┌────────
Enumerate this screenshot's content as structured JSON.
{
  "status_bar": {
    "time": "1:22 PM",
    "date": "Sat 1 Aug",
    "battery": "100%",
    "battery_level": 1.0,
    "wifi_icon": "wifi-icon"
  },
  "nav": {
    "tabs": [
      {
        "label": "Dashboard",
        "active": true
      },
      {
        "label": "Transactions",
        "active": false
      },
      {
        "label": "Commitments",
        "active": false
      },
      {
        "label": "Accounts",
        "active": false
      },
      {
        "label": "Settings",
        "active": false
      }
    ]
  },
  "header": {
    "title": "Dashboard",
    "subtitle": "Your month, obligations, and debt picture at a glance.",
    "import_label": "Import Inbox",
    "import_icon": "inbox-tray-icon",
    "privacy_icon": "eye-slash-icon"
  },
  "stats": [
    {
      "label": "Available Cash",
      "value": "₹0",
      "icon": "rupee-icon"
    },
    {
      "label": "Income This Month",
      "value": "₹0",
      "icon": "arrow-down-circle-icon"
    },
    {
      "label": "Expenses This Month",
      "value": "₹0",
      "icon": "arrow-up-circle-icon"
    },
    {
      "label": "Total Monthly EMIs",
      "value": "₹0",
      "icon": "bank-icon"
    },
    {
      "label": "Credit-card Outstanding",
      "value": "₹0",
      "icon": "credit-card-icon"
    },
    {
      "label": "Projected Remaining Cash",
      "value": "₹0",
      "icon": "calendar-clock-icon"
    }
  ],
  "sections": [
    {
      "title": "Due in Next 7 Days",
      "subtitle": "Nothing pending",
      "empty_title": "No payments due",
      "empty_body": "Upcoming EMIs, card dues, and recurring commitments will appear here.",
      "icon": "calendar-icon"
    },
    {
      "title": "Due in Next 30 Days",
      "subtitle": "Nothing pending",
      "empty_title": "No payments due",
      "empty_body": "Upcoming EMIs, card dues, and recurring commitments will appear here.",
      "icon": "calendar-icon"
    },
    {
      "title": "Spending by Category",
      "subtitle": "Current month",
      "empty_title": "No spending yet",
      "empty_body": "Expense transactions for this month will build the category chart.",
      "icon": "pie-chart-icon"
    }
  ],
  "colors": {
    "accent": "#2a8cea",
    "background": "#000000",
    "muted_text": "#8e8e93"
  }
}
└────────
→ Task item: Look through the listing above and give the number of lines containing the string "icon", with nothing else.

→ Answer box: 12